29 March 2005 - 14 May 2005
Established in 1946 the Pates Pottery story sheds light on post war Australian cultural, economic and social development. Stylistically Pates was internationalist rather than nationalist, works with Australiana themes rarely being produced. A number of its key model makers migrated to Australia in the 1950s from central Europe and its design team was strongly influenced by 1950s furnishing and colour trends. The appeal and sway of a post war American outlook and sensibility to Australian consumers is particularly demonstrated in the works with marlin and Mexican themes. The nature of production was significantly shaped by a sales tax regime that favoured the production of utility wares, which could still be highly decorated, over 'art wares' such as ornaments and vases.

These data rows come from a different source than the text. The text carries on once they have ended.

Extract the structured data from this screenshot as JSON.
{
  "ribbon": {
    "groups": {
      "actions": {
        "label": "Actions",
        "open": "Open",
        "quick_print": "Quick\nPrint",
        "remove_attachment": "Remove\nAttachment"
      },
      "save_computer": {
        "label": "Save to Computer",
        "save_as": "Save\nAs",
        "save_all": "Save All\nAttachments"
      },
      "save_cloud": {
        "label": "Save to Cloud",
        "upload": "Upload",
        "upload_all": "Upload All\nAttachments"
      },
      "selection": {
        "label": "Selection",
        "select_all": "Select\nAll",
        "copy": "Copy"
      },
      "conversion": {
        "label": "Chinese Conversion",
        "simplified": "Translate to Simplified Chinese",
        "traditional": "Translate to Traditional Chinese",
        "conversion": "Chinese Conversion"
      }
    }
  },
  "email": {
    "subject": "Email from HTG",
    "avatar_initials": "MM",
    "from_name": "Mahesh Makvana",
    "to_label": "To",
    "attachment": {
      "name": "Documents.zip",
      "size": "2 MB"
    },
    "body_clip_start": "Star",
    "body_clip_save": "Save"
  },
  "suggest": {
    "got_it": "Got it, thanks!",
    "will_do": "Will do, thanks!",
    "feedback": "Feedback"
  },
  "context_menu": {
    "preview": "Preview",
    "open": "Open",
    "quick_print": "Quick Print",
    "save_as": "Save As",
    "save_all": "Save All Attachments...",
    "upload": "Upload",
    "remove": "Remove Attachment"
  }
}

The specific tastes of Australian consumers also shaped production with residents of New South Wales, Queensland and Western Australia preferring more colourful works to the plainer works preferred in South Australia and Victoria. Pates concentrated on quantity rather than quality, one-off items rarely being produced. Occasionally one-off items were produced and in 1955 one-off Pates works won prizes at an international ceramics exposition in France. Pates Pottery was a Sydney based pottery that operated from 1946 to 1990 owned and managed by the Pates family. Its heyday was in the 1950s when it employed up to 95 people at any time. In the post war period around 40 Australian ceramics producers were rivals of Pates, with three other Sydney potteries being its main rivals. Crown Lynn was regarded as a competitor as Pates Pottery was at sometime marketed in New Zealand. Owners and workers alike were proud that Pates was a reputable, diversified and wholly owned Australian owned company. The Pates factory stopped operation in 1990 and was demolished a few years later. Moulds and records went to the Powerhouse Museum in Sydney to complement their Pates Pottery holdings and since then Pates Pottery has become increasingly collectible. Aucklander Benjamin Chow formed this collection when he lived in Melbourne in the 1990s. His collection of around 170 works was purchased mainly at markets with occasional pieces purchased in shops.

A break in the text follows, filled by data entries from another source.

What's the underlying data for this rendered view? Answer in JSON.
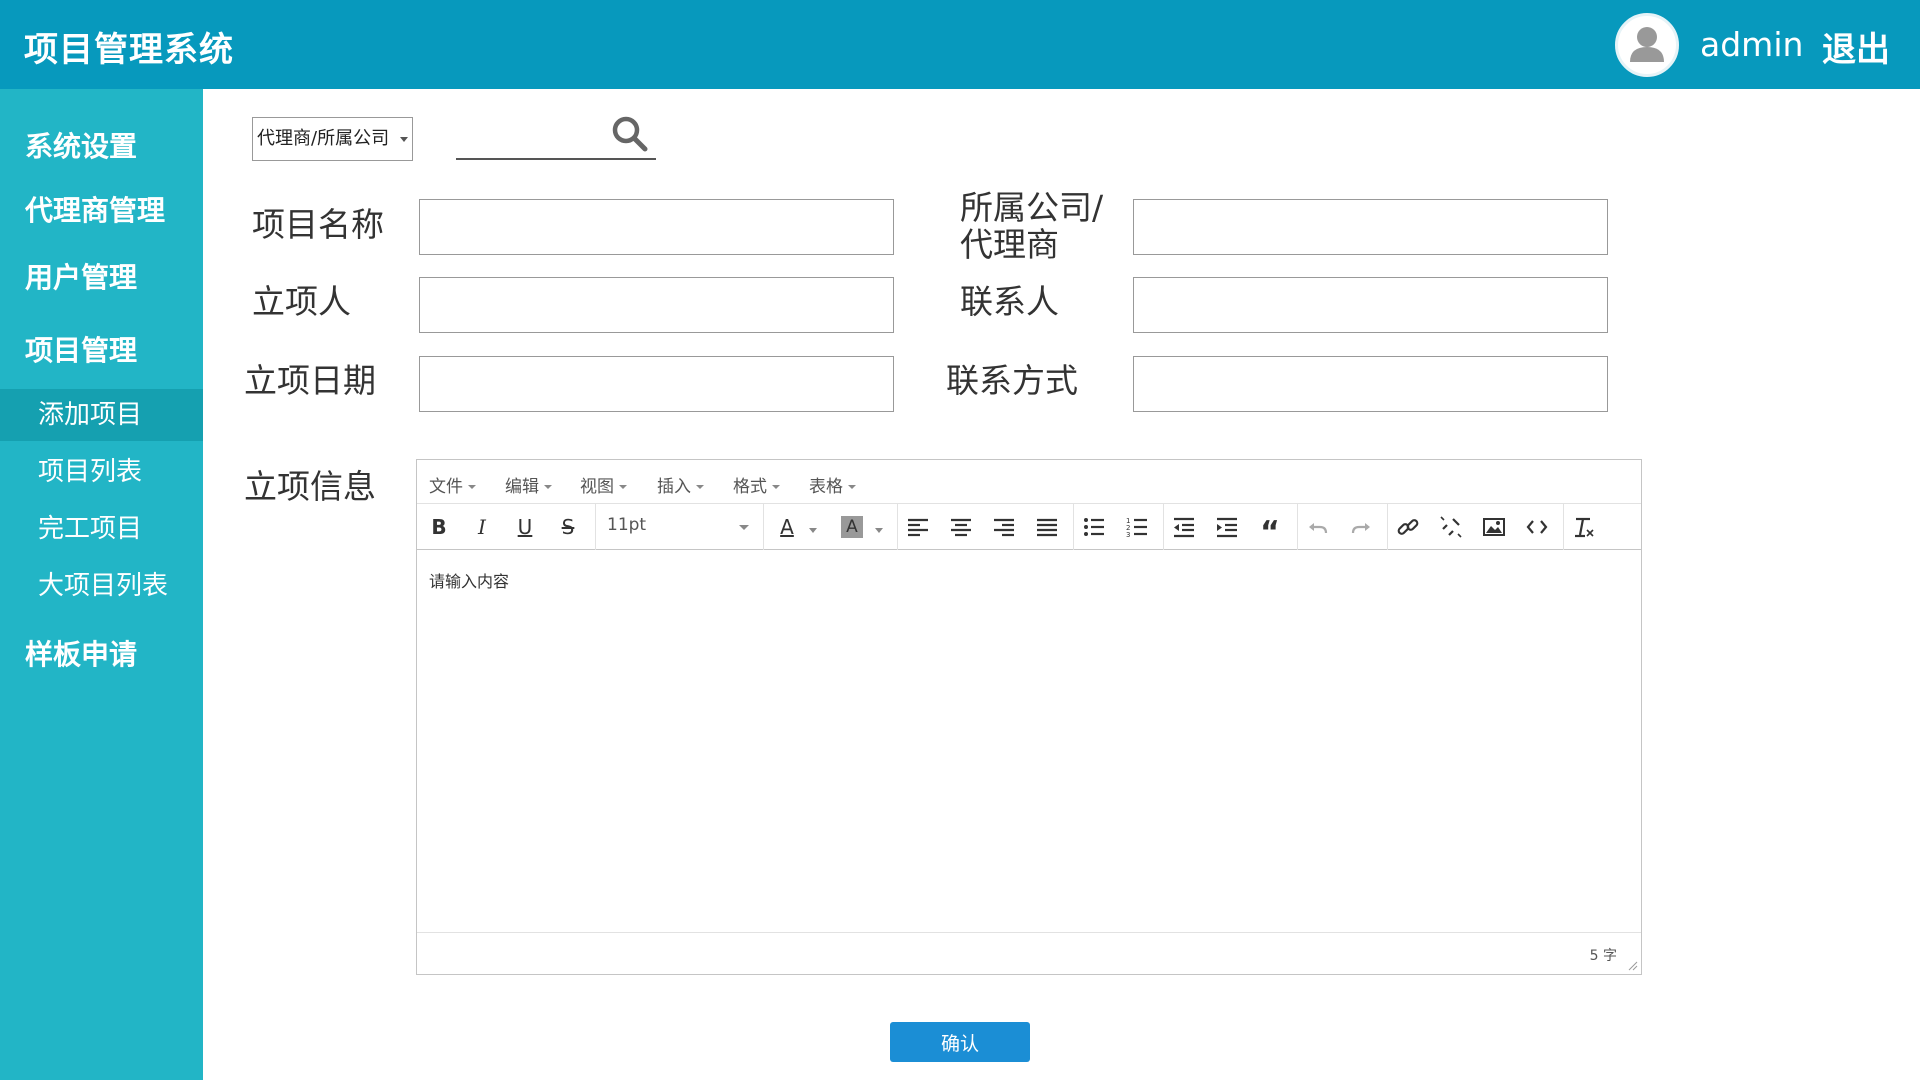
{
  "header": {
    "title": "项目管理系统",
    "username": "admin",
    "logout_label": "退出"
  },
  "sidebar": {
    "groups": [
      {
        "label": "系统设置"
      },
      {
        "label": "代理商管理"
      },
      {
        "label": "用户管理"
      },
      {
        "label": "项目管理"
      },
      {
        "label": "样板申请"
      }
    ],
    "project_items": [
      {
        "label": "添加项目",
        "active": true
      },
      {
        "label": "项目列表"
      },
      {
        "label": "完工项目"
      },
      {
        "label": "大项目列表"
      }
    ]
  },
  "search": {
    "select_value": "代理商/所属公司",
    "input_value": ""
  },
  "form": {
    "project_name_label": "项目名称",
    "company_label_line1": "所属公司/",
    "company_label_line2": "代理商",
    "initiator_label": "立项人",
    "contact_label": "联系人",
    "date_label": "立项日期",
    "contact_method_label": "联系方式",
    "info_label": "立项信息"
  },
  "editor": {
    "menus": [
      "文件",
      "编辑",
      "视图",
      "插入",
      "格式",
      "表格"
    ],
    "font_size": "11pt",
    "placeholder": "请输入内容",
    "word_count": "5 字"
  },
  "confirm_label": "确认",
  "colors": {
    "header_bg": "#0799bd",
    "sidebar_bg": "#22b5c6",
    "sidebar_active": "#15a0b0",
    "button_bg": "#1b8ed5"
  }
}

Objectspace's Vault Programme features distinctive works from private collections. Objectspace is keen to work with private collectors to enable them to share their collections and enthusiasms on a short term basis. Objectspace acknowledges the generosity of collector Benjamin Chow and the support of the Auckland War Memorial Museum.